■ **Required action**
Copy every line of the listing exactly.

■ **Task data**
+--

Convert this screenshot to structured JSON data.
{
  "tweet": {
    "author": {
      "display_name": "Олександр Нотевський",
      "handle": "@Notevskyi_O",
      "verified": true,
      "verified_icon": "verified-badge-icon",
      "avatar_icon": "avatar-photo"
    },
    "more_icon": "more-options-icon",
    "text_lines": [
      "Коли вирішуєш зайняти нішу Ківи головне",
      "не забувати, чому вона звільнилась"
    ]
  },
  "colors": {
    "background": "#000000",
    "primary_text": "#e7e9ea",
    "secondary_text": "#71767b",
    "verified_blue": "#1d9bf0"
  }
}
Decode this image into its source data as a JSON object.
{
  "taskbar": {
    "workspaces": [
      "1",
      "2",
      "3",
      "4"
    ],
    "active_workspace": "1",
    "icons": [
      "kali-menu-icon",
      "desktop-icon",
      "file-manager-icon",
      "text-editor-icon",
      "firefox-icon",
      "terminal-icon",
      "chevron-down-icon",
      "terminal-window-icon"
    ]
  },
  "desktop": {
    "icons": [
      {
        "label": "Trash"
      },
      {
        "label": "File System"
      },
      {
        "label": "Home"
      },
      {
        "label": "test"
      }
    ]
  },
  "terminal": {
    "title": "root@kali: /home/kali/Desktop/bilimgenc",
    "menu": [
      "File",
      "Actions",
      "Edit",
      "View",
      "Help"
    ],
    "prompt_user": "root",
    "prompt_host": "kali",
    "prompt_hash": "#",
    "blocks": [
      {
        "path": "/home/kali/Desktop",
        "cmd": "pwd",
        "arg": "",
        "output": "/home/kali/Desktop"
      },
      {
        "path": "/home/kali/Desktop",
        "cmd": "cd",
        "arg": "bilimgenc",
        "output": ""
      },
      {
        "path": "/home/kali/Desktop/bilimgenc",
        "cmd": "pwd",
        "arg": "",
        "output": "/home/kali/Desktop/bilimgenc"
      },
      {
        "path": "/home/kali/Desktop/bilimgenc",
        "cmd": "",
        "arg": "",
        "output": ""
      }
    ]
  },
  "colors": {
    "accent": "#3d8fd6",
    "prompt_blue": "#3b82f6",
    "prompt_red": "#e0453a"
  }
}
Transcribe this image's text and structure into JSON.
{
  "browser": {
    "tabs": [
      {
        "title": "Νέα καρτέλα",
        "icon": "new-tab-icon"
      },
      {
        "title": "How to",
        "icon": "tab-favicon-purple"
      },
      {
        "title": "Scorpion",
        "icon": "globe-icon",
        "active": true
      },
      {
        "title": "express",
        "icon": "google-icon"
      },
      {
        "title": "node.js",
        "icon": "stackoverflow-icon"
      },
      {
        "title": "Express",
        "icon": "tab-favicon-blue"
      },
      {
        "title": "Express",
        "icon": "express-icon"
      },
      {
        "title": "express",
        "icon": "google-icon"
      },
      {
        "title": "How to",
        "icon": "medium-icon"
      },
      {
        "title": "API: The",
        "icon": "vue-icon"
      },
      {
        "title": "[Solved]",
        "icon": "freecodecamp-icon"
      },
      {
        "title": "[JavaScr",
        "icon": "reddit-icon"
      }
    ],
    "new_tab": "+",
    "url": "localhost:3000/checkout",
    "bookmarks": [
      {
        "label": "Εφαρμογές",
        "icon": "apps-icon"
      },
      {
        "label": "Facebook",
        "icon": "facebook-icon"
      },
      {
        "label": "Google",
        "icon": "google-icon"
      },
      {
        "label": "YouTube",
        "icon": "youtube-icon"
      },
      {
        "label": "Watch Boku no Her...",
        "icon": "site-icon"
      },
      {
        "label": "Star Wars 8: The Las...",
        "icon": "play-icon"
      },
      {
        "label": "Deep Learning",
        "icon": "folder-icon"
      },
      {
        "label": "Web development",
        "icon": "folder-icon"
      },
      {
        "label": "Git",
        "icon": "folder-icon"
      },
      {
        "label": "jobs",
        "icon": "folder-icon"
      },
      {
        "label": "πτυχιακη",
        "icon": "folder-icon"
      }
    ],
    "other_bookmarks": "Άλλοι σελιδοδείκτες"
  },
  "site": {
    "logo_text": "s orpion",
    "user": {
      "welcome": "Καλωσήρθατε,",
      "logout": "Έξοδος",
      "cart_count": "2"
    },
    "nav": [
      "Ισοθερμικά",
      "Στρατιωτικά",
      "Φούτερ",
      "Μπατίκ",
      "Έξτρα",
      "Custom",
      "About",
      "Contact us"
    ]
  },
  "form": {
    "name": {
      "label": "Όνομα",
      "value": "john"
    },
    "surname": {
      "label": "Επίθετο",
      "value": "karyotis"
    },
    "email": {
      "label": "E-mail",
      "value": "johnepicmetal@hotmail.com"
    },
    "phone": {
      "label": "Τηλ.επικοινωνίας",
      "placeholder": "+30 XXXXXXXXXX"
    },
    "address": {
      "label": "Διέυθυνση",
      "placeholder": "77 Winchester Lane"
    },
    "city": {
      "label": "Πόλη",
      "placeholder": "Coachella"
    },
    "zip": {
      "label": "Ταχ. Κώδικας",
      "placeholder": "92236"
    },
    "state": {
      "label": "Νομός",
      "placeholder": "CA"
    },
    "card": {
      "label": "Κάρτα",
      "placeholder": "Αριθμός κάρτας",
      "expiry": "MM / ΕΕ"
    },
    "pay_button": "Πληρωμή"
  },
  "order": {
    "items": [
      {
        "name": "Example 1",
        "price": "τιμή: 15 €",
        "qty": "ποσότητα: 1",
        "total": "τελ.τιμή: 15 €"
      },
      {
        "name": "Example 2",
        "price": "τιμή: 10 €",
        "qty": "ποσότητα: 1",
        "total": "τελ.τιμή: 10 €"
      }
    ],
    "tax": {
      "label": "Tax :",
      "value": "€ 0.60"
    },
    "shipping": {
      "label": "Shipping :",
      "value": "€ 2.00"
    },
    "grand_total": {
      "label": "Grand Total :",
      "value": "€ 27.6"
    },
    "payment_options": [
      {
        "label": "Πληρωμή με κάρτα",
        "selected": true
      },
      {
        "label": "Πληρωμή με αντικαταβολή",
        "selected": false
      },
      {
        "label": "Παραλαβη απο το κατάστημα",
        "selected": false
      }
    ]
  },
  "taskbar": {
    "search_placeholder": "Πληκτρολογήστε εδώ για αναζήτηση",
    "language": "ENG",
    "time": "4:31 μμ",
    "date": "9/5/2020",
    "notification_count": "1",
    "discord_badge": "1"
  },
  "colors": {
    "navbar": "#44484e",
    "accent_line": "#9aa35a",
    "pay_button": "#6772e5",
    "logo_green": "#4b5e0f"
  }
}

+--

■ **Answer area**
Convert this screenshot to structured JSON data.
{
  "tweet": {
    "author": {
      "display_name": "Олександр Нотевський",
      "handle": "@Notevskyi_O",
      "verified": true,
      "verified_icon": "verified-badge-icon",
      "avatar_icon": "avatar-photo"
    },
    "more_icon": "more-options-icon",
    "text_lines": [
      "Коли вирішуєш зайняти нішу Ківи головне",
      "не забувати, чому вона звільнилась"
    ]
  },
  "colors": {
    "background": "#000000",
    "primary_text": "#e7e9ea",
    "secondary_text": "#71767b",
    "verified_blue": "#1d9bf0"
  }
}
Decode this image into its source data as a JSON object.
{
  "taskbar": {
    "workspaces": [
      "1",
      "2",
      "3",
      "4"
    ],
    "active_workspace": "1",
    "icons": [
      "kali-menu-icon",
      "desktop-icon",
      "file-manager-icon",
      "text-editor-icon",
      "firefox-icon",
      "terminal-icon",
      "chevron-down-icon",
      "terminal-window-icon"
    ]
  },
  "desktop": {
    "icons": [
      {
        "label": "Trash"
      },
      {
        "label": "File System"
      },
      {
        "label": "Home"
      },
      {
        "label": "test"
      }
    ]
  },
  "terminal": {
    "title": "root@kali: /home/kali/Desktop/bilimgenc",
    "menu": [
      "File",
      "Actions",
      "Edit",
      "View",
      "Help"
    ],
    "prompt_user": "root",
    "prompt_host": "kali",
    "prompt_hash": "#",
    "blocks": [
      {
        "path": "/home/kali/Desktop",
        "cmd": "pwd",
        "arg": "",
        "output": "/home/kali/Desktop"
      },
      {
        "path": "/home/kali/Desktop",
        "cmd": "cd",
        "arg": "bilimgenc",
        "output": ""
      },
      {
        "path": "/home/kali/Desktop/bilimgenc",
        "cmd": "pwd",
        "arg": "",
        "output": "/home/kali/Desktop/bilimgenc"
      },
      {
        "path": "/home/kali/Desktop/bilimgenc",
        "cmd": "",
        "arg": "",
        "output": ""
      }
    ]
  },
  "colors": {
    "accent": "#3d8fd6",
    "prompt_blue": "#3b82f6",
    "prompt_red": "#e0453a"
  }
}
Transcribe this image's text and structure into JSON.
{
  "browser": {
    "tabs": [
      {
        "title": "Νέα καρτέλα",
        "icon": "new-tab-icon"
      },
      {
        "title": "How to",
        "icon": "tab-favicon-purple"
      },
      {
        "title": "Scorpion",
        "icon": "globe-icon",
        "active": true
      },
      {
        "title": "express",
        "icon": "google-icon"
      },
      {
        "title": "node.js",
        "icon": "stackoverflow-icon"
      },
      {
        "title": "Express",
        "icon": "tab-favicon-blue"
      },
      {
        "title": "Express",
        "icon": "express-icon"
      },
      {
        "title": "express",
        "icon": "google-icon"
      },
      {
        "title": "How to",
        "icon": "medium-icon"
      },
      {
        "title": "API: The",
        "icon": "vue-icon"
      },
      {
        "title": "[Solved]",
        "icon": "freecodecamp-icon"
      },
      {
        "title": "[JavaScr",
        "icon": "reddit-icon"
      }
    ],
    "new_tab": "+",
    "url": "localhost:3000/checkout",
    "bookmarks": [
      {
        "label": "Εφαρμογές",
        "icon": "apps-icon"
      },
      {
        "label": "Facebook",
        "icon": "facebook-icon"
      },
      {
        "label": "Google",
        "icon": "google-icon"
      },
      {
        "label": "YouTube",
        "icon": "youtube-icon"
      },
      {
        "label": "Watch Boku no Her...",
        "icon": "site-icon"
      },
      {
        "label": "Star Wars 8: The Las...",
        "icon": "play-icon"
      },
      {
        "label": "Deep Learning",
        "icon": "folder-icon"
      },
      {
        "label": "Web development",
        "icon": "folder-icon"
      },
      {
        "label": "Git",
        "icon": "folder-icon"
      },
      {
        "label": "jobs",
        "icon": "folder-icon"
      },
      {
        "label": "πτυχιακη",
        "icon": "folder-icon"
      }
    ],
    "other_bookmarks": "Άλλοι σελιδοδείκτες"
  },
  "site": {
    "logo_text": "s orpion",
    "user": {
      "welcome": "Καλωσήρθατε,",
      "logout": "Έξοδος",
      "cart_count": "2"
    },
    "nav": [
      "Ισοθερμικά",
      "Στρατιωτικά",
      "Φούτερ",
      "Μπατίκ",
      "Έξτρα",
      "Custom",
      "About",
      "Contact us"
    ]
  },
  "form": {
    "name": {
      "label": "Όνομα",
      "value": "john"
    },
    "surname": {
      "label": "Επίθετο",
      "value": "karyotis"
    },
    "email": {
      "label": "E-mail",
      "value": "johnepicmetal@hotmail.com"
    },
    "phone": {
      "label": "Τηλ.επικοινωνίας",
      "placeholder": "+30 XXXXXXXXXX"
    },
    "address": {
      "label": "Διέυθυνση",
      "placeholder": "77 Winchester Lane"
    },
    "city": {
      "label": "Πόλη",
      "placeholder": "Coachella"
    },
    "zip": {
      "label": "Ταχ. Κώδικας",
      "placeholder": "92236"
    },
    "state": {
      "label": "Νομός",
      "placeholder": "CA"
    },
    "card": {
      "label": "Κάρτα",
      "placeholder": "Αριθμός κάρτας",
      "expiry": "MM / ΕΕ"
    },
    "pay_button": "Πληρωμή"
  },
  "order": {
    "items": [
      {
        "name": "Example 1",
        "price": "τιμή: 15 €",
        "qty": "ποσότητα: 1",
        "total": "τελ.τιμή: 15 €"
      },
      {
        "name": "Example 2",
        "price": "τιμή: 10 €",
        "qty": "ποσότητα: 1",
        "total": "τελ.τιμή: 10 €"
      }
    ],
    "tax": {
      "label": "Tax :",
      "value": "€ 0.60"
    },
    "shipping": {
      "label": "Shipping :",
      "value": "€ 2.00"
    },
    "grand_total": {
      "label": "Grand Total :",
      "value": "€ 27.6"
    },
    "payment_options": [
      {
        "label": "Πληρωμή με κάρτα",
        "selected": true
      },
      {
        "label": "Πληρωμή με αντικαταβολή",
        "selected": false
      },
      {
        "label": "Παραλαβη απο το κατάστημα",
        "selected": false
      }
    ]
  },
  "taskbar": {
    "search_placeholder": "Πληκτρολογήστε εδώ για αναζήτηση",
    "language": "ENG",
    "time": "4:31 μμ",
    "date": "9/5/2020",
    "notification_count": "1",
    "discord_badge": "1"
  },
  "colors": {
    "navbar": "#44484e",
    "accent_line": "#9aa35a",
    "pay_button": "#6772e5",
    "logo_green": "#4b5e0f"
  }
}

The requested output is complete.